THE ‘internationally important’ Lady Godiva-founded Priory Visitor Centre (PVC) will finally re-open its doors to the world next month following its closure from council cuts and the Observer’s #savethepriory campaign.
The organisation selected by the council as its preferred bidder to step in and run it as a social enterprise – called Inspiring Communities – has announced it will re-open the city centre venue, in Priory Place, on September 10 and 11 as part of the city’s Heritage weekend.
Inspiring Communities’ Carole Donnelly said it would be a taster of what is to come for the centre, home to the remains of the city’s 1,000-year-old first cathedral and priory, which closed in February. She added visitors during the annual Heritage weekend – when lots of the city’s historic sites open their doors – will also be able to have their say with a questionnaire on what activities they want at the venue in future.
There will be a tour of the undercrofts and people interested in volunteering to help run the centre are also encouraged to go along. A long overdue Priory Visitor Centre Facebook page has now been set up and other social media will follow.
The expected permanent re-opening is still some months away because of the legal process of establishing the new three-year lease, and the entire formal takeover is still technically subject to final agreements. The council is not expected to consider completing the process before a cabinet meeting in October.
The Observer’s #SaveThePriory campaign has since February has called on the council to ensure the ‘city’s birthplace’ tourism venue is re-opened urgently, with community group takeovers only being one potential solution. Ms Donnelly told us her winning bid proposed a model which would also involve other social enterprise businesses operating cultural and other activities from the multi-purpose venue.
She revealed her bid proposed five categories for the venue – history; tourism; education (promoting the city’s mediaeval story to future generations); a community space (including for a multi-faith group which currently uses the function room); and ‘health and wellbeing’ (including yoga and other classes, and a healthy eating cafe).
She said last month the bid had the backing of the Coventry University Social Enterprise Club, which was providing support over the business model; and preservation group the Coventry Society, which might also provide volunteers. Jobs and apprenticeships would be created and funding bids could be made to the Lottery and other organisations.
The centre was closed to save an alleged £100,000, less than half the council chief executive’s annual earnings. Our campaign call has been supported by prominent figures including the Bishop of Coventry, the reverend Dr Christopher Cocksworth; TV Time Team presenter and Blackadder actor Sir Tony Robinson; eminent medieval historian Dr Jonathan Foyle; Coventry South Labour MP Jim Cunningham and Tory councillor and tourism guide Roger Bailey.

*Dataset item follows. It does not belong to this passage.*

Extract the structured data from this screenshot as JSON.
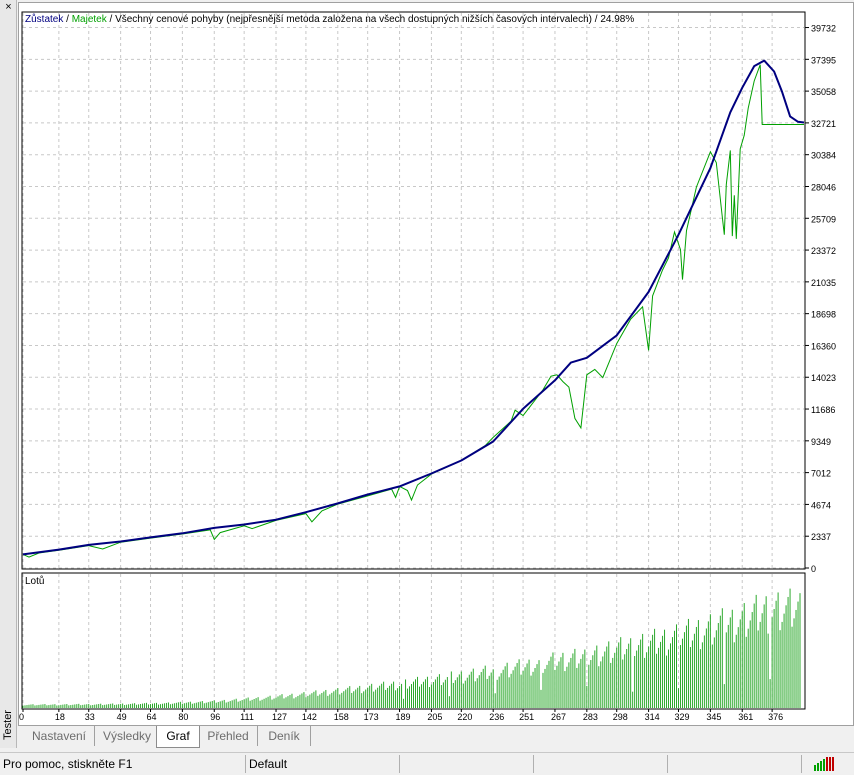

The Bishop of Coventry described the centre’s remains and artefacts as one of our city’s great treasures. He added: “The original St Mary’s cathedral and priory played a very important role in the early life of our great city, part of the city’s story which the world urgently needs to hear”.
Sir Tony Robinson, whose Time Team twice visited the site uncovered during Millennium excavations, described the treasures as being of international significance, while Dr Foyle said Coventry should be doing more to show off its unique medieval treasures to the world. Treasures include a glorious Chapter House wall painting, carved sandstone gargoyles, and 14th century tile floors.